Buyer risk and pre-settlement inspection

Mar 18, 2024By Mint Legal Brisbane
Mint Legal Brisbane

The time between signing a Contract of sale and officially becoming the owner of a property is called a settlement period.

During this time the conveyancing process takes place, meaning all of the legal and financial elements involved with buying and selling a property are finalised so that ownership can be legally transferred, and funds are allocated to each party accordingly.

In Queensland, a typical settlement period is four to six weeks which means that, although unlikely, there is time for substantial damage to occur to a property after the Contract of sale is signed.

When Does The Buyer Begin Bearing The Risk For The Property?

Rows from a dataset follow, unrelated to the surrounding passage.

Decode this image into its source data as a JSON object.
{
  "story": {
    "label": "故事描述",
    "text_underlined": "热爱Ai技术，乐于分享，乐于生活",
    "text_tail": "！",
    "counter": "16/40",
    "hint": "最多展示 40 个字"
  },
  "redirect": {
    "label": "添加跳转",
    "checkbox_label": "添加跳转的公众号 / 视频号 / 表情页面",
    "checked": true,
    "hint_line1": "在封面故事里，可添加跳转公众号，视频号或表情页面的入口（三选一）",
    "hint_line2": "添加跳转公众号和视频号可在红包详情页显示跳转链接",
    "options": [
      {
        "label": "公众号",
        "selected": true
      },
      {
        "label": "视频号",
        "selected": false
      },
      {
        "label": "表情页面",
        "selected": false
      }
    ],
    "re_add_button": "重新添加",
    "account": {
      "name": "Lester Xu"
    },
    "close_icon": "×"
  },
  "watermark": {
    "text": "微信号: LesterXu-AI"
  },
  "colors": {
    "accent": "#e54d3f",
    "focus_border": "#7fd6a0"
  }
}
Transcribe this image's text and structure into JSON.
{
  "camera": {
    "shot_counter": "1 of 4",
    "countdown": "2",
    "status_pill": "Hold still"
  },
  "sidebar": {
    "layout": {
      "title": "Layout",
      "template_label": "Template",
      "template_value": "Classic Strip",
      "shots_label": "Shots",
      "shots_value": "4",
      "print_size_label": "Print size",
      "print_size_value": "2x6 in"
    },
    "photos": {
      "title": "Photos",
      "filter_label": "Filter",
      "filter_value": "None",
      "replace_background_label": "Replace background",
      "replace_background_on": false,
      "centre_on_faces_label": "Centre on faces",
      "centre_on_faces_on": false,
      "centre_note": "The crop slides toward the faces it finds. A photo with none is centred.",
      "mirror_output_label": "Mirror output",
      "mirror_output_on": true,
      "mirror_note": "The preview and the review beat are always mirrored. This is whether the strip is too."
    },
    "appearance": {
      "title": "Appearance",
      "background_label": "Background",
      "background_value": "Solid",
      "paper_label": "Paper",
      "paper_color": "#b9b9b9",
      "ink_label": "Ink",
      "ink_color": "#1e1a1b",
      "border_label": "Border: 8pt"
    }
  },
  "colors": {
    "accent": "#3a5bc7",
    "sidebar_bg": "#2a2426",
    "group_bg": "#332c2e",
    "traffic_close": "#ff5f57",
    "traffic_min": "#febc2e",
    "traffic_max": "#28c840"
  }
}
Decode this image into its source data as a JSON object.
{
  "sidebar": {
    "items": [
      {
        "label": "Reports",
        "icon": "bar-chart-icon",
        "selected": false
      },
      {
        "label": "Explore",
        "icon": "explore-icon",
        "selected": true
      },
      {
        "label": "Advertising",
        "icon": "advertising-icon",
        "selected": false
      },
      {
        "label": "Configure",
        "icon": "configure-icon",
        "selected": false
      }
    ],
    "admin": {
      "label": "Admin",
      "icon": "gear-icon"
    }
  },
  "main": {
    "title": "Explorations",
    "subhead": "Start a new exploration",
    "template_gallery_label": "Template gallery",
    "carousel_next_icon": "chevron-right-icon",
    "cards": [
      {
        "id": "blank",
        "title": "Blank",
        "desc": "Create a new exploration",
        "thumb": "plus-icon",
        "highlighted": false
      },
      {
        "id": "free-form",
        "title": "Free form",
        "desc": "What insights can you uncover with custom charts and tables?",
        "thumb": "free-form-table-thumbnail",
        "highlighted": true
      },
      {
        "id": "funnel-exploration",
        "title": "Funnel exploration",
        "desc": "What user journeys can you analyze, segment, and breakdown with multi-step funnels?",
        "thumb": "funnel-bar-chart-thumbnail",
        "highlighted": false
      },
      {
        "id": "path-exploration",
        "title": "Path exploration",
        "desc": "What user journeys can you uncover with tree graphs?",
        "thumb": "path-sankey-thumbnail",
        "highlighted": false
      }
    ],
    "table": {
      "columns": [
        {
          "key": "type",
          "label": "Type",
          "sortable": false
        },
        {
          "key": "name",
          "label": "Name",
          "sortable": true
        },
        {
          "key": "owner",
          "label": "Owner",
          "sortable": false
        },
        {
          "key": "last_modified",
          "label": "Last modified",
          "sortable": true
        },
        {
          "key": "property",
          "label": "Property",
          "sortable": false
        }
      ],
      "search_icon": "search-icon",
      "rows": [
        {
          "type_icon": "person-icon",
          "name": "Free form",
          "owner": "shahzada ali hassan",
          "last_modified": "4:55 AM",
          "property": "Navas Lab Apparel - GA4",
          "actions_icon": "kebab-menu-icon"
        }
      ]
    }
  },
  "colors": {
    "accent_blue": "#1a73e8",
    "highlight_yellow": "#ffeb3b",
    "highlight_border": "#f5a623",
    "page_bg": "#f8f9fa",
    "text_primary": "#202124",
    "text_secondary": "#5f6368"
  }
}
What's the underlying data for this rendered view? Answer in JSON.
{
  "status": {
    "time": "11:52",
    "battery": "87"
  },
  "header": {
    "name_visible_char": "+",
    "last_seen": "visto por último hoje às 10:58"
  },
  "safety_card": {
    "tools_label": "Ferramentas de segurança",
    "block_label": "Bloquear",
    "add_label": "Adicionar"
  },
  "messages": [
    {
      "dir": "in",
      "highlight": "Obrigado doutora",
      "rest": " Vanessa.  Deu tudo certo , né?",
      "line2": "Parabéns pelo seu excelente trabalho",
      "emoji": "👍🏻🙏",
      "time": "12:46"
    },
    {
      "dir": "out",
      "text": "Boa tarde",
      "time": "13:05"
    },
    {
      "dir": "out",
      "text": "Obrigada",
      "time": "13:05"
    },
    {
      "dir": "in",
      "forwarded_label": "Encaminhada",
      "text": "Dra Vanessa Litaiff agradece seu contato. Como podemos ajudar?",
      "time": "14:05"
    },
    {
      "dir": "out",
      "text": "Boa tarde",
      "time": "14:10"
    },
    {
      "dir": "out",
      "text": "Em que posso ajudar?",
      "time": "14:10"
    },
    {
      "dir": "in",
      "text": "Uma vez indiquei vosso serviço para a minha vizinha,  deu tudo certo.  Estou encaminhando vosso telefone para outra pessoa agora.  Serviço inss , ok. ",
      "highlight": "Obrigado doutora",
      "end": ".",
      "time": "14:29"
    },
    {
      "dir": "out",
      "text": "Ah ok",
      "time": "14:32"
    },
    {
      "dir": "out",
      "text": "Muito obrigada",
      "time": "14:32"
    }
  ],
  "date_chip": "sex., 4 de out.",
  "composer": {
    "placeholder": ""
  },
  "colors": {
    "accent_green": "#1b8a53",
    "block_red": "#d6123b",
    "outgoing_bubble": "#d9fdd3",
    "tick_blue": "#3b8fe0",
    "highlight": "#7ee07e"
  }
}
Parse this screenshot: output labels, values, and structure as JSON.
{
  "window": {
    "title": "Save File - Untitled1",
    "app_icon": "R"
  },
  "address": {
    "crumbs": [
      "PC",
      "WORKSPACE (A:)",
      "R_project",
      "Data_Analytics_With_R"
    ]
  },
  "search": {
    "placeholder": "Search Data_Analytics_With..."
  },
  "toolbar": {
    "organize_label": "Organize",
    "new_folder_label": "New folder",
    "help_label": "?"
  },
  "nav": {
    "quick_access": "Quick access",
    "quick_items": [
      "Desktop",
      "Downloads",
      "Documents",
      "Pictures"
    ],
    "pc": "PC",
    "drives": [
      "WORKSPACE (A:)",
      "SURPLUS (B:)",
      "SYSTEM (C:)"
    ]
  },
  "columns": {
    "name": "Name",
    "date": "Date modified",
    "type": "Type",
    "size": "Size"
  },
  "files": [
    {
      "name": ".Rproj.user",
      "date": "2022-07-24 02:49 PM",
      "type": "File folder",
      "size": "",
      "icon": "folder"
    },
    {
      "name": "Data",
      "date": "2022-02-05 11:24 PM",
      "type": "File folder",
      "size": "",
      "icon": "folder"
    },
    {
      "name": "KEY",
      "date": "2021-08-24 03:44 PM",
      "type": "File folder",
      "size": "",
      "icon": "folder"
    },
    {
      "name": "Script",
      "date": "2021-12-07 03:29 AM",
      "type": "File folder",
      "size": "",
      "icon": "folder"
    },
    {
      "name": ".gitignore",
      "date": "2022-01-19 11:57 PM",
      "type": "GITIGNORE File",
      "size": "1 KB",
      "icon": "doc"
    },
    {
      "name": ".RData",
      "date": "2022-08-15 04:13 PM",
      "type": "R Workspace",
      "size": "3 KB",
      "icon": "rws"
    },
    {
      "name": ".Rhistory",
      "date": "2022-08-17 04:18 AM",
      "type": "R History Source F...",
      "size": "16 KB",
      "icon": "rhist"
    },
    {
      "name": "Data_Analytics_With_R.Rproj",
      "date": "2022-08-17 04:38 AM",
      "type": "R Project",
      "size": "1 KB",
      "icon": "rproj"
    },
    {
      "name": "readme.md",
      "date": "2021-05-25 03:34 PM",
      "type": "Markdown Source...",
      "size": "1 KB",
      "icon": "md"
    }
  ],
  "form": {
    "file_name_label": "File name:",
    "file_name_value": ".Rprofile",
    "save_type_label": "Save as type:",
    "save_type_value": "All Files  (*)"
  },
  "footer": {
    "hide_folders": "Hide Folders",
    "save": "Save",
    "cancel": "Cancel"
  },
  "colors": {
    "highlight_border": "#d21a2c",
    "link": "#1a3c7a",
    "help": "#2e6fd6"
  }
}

In Queensland, Australia, the buyer begins bearing the risk for the property from 5:00 pm on the first business day after the Contract date. This means that, from this point onwards, the property all but legally belongs to the buyer and they will bear any risk associated with the property.

However, it’s important to note that contracts of sale in Queensland also provide that sellers must not do anything to the property during settlement which would result in the buyer being out of pocket. If any damage occurs to the property (with the exception of fair wear and tear), the seller is liable until settlement is finalised.

When Should A Buyer Conduct A Pre-Settlement Inspection?

Buyers are advised to conduct their pre-settlement inspection as close as possible to the settlement date. Ideally, it will occur the afternoon of the day before settlement but should take place no later than the morning of the settlement date. This provides enough time to raise a concern but should remain too short a time period for new defects to arise.

Here’s what buyers should look out for during a pre-settlement inspection.

Repairs Agreed Upon: Verify that any repairs specified in the contract of sale have been satisfactorily completed.

Plumbing and Electrical: Check all taps, drains, switches, and appliances to ensure they are functioning properly.

Removal of Rubbish: Confirm that all rubbish, junk, and furniture have been removed from the property.

Property Condition: The property should be in the same condition as when you signed the contract. Nothing that was meant to be staying in or attached to the property should have been removed.

Damage to the Property: Look out for any new damage to the property. If the property is in a worse condition than when contracts were exchanged – for example, if there’s a new hole in the wall, broken window or burst water pipe – you can ask the vendor to make repairs accordingly.

Buyers should take detailed photos and/or videos of any new damage they have found.

On the other hand, the buyer should confirm that any items or fixtures that are supposed to be left at the property as outlined in the contract (such as light fittings or cabinetry) have not been removed.

Remember, the pre-settlement inspection is a crucial step in the buying process. It’s best to do this inspection close to when keys are handed over but with enough time (at least a few days) to allow for repairs, if necessary. It’s advisable to coordinate with your solicitor or conveyancer to determine the most suitable time for your pre-settlement inspection.

What Should A Buyer Do If They Find Their Property In An Unsatisfactory Condition During A Pre-Settlement Inspection?

All issues should be rectified prior to settlement, so if a buyer is not satisfied with the condition of the property at the pre-settlement inspection, it is crucial that they immediately advise their lawyer or conveyancer.

Document the Issues: Take detailed photos and/or videos of any new damage or issues.
Notify Your Real Estate Agent or Conveyancer: If one or more issues are identified, you should notify your real estate agent or conveyancer. They will communicate with the vendor to discuss repairs or other resolutions before settlement.
Request Repairs or Compensation: If you discover anything that is broken or not in the same condition as it previously was, fixing the issue may be as simple as asking the seller to attend to it, or pay you an agreed amount of compensation.
Organise a Second Inspection: You are then entitled to organise a second inspection to check that the issue has been dealt with.
Remember, if the property is not in its agreed-upon condition, there is an expectation that it should be fixed prior to final payment being made. In this situation, it’s up to the vendor to remedy the problems.

Please consult with a legal professional for advice tailored to your specific circumstances. This information is general in nature and may not apply to all situations.

If you are unsure about the conveyancing process in Queensland, speak to Mint Legal Brisbane today.